Assignment: The response must consist of the records below, copied exactly.

Material provided:
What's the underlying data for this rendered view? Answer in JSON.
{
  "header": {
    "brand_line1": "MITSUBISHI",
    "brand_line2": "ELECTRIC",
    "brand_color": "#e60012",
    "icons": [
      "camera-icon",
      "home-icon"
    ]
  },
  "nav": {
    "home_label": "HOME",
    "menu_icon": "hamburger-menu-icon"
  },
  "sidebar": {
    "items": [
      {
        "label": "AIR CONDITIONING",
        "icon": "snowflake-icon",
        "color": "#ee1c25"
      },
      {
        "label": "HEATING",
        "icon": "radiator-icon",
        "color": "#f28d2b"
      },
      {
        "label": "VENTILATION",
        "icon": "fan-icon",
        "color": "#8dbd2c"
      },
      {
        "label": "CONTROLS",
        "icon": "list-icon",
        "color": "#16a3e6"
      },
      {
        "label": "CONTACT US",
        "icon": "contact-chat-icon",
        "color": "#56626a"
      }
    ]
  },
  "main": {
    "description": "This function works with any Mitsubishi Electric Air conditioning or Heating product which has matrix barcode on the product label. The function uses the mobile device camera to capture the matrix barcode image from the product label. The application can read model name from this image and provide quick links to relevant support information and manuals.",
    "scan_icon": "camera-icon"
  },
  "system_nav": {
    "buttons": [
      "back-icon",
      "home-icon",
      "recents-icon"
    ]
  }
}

Solution for this exercise:
What's the underlying data for this rendered view? Answer in JSON.
{
  "header": {
    "brand_line1": "MITSUBISHI",
    "brand_line2": "ELECTRIC",
    "brand_color": "#e60012",
    "icons": [
      "camera-icon",
      "home-icon"
    ]
  },
  "nav": {
    "home_label": "HOME",
    "menu_icon": "hamburger-menu-icon"
  },
  "sidebar": {
    "items": [
      {
        "label": "AIR CONDITIONING",
        "icon": "snowflake-icon",
        "color": "#ee1c25"
      },
      {
        "label": "HEATING",
        "icon": "radiator-icon",
        "color": "#f28d2b"
      },
      {
        "label": "VENTILATION",
        "icon": "fan-icon",
        "color": "#8dbd2c"
      },
      {
        "label": "CONTROLS",
        "icon": "list-icon",
        "color": "#16a3e6"
      },
      {
        "label": "CONTACT US",
        "icon": "contact-chat-icon",
        "color": "#56626a"
      }
    ]
  },
  "main": {
    "description": "This function works with any Mitsubishi Electric Air conditioning or Heating product which has matrix barcode on the product label. The function uses the mobile device camera to capture the matrix barcode image from the product label. The application can read model name from this image and provide quick links to relevant support information and manuals.",
    "scan_icon": "camera-icon"
  },
  "system_nav": {
    "buttons": [
      "back-icon",
      "home-icon",
      "recents-icon"
    ]
  }
}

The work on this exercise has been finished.